T: +1 (407) 903 8170 W: https://hospitality.ucf. edu/person/marissa-orlowski
Dr. Fevzi Okumus is the CFHLA Preeminent Chair Professor within the Hospitality Services Department at the University of Central Florida’s Rosen College of Hospitality Management, USA. Dr. Okumus’ teaching and consultancy areas include hotel/lodging management, strategic management, leadership development, international hospitality management and introduction to hospitality and tourism.
E: firstname.lastname@example.org T: +1 (407) 903 8177
Researchers in Focus
This research examines whether virtual reality experiences can be effective destination marketing tools
Campania Region and the National Research Council’s Institute for Research on Innovation and Services for Development (CNR-IRISS), Italy.
National Research Council’s Institute for Research on Innovation and Services for Development (CNR-IRISS), Italy.
Marasco, A., Buonincontri, P., van Niekerk, M., Orlowski, M., & Okumus, F. (2018). Exploring the role of next-generation virtual technologies in destination marketing. Journal of Destination Marketing & Management. SCCI/Indicative list (DMM).
Where do you stand on the debate regarding the possible ‘replacement effect’ of real-life visits by virtual reality visits?

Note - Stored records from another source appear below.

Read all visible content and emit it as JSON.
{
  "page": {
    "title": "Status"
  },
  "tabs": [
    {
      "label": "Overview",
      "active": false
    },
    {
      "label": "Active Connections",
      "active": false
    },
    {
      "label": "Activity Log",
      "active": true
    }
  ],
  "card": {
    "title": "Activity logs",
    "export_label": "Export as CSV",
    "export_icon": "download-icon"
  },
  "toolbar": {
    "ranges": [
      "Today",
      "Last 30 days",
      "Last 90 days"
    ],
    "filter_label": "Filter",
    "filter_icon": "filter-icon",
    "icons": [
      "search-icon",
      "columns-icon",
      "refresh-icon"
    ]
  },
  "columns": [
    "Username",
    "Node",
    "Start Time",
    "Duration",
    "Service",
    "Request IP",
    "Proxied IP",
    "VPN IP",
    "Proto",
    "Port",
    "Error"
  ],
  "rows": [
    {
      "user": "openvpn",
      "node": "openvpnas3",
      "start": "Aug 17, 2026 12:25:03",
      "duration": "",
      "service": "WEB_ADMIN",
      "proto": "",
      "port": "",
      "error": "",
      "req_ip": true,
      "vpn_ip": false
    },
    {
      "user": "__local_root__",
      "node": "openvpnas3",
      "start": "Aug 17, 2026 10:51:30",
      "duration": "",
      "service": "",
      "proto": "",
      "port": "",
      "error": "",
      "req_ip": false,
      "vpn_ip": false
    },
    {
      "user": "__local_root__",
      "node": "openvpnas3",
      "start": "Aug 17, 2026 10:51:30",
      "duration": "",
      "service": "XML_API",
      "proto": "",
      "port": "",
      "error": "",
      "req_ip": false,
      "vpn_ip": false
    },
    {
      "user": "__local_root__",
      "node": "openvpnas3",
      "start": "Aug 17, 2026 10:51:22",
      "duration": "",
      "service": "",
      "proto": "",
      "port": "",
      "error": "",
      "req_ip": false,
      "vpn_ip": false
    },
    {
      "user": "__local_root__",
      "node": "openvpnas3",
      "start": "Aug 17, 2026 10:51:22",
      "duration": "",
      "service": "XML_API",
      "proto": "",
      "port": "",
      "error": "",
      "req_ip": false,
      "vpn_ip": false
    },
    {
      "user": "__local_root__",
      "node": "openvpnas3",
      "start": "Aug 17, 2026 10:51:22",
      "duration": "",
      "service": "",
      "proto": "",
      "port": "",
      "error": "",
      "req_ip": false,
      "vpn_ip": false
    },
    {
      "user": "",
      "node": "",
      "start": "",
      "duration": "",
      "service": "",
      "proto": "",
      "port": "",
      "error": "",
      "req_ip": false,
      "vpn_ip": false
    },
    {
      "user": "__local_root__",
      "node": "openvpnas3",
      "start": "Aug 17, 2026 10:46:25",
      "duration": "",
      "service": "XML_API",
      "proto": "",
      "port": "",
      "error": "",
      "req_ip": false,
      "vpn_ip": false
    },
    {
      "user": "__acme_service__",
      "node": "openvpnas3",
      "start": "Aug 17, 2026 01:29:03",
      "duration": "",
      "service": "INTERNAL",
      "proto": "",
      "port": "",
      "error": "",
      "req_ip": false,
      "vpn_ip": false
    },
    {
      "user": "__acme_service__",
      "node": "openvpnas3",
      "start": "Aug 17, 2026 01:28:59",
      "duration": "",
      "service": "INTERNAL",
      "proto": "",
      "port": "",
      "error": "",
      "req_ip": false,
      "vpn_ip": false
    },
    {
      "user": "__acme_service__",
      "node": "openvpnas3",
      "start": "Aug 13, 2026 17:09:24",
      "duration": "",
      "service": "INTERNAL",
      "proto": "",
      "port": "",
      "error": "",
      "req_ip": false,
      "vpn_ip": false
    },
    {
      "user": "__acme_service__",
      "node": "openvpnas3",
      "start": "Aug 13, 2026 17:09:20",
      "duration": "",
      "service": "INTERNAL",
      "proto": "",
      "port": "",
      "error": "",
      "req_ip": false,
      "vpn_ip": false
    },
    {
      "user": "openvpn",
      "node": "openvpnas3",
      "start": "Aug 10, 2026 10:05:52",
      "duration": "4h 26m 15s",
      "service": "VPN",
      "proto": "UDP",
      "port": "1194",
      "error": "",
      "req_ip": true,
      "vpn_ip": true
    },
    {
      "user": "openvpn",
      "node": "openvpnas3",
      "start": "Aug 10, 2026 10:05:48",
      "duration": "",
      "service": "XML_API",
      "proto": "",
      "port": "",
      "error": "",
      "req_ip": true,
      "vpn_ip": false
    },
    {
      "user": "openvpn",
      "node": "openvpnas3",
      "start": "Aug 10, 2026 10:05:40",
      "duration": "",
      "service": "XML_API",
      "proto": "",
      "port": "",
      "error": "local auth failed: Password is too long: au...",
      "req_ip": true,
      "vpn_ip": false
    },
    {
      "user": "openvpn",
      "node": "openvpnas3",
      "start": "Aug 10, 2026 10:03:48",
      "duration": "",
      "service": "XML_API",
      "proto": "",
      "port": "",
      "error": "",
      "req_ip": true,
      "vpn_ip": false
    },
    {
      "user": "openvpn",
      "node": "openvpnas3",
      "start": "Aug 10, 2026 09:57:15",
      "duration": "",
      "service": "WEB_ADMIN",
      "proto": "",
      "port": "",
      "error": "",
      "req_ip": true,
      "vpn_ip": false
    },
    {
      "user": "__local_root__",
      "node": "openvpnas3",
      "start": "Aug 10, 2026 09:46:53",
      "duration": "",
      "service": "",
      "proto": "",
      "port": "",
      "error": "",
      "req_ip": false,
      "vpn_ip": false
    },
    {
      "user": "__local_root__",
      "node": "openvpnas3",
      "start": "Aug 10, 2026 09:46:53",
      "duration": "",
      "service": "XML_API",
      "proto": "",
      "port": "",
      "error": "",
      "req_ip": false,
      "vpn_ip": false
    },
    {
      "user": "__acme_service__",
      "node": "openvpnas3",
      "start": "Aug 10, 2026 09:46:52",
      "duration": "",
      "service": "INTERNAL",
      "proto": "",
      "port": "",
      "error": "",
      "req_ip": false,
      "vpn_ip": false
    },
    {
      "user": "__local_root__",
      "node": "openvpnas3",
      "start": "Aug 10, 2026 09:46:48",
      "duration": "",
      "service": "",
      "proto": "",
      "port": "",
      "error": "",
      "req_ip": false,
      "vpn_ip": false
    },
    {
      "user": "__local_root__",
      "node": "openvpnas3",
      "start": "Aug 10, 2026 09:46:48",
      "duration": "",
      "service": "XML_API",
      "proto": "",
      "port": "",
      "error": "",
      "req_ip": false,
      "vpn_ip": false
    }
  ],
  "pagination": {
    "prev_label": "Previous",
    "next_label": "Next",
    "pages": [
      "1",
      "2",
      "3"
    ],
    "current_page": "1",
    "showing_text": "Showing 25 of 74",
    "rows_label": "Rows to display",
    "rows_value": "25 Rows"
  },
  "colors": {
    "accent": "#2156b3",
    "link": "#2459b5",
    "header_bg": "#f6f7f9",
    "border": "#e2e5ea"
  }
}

Marissa Orlowski: Virtual reality doesn’t replace the experience, the adventures, or the memories of visiting the world. What it can do is create a unique opportunity to stimulate interest in travel and destinations.
Do you think technology is making it easier or more difficult to successfully market a destination?
Mathilda van Niekerk: Technology assists destination marketers to give us the freedom to visit the tourism destinations in the comfort of our living rooms. We can gather information on the best time to visit, see what to expect, prices for accommodation, activities and transportation and then make a much more informed decision on where we really want to go. Although technology can assist us to gain all the insights about a destination, it can also cause information overload. With so much information coming from so many different platforms, deciding where to go becomes more and more difficult. Although there are advantages and disadvantages of technology, it has definitely made it easier for DMOs to market destinations. They not only can provide information but also add visual components like 360-degree views of a destination which was not previously possible with traditional marketing methods.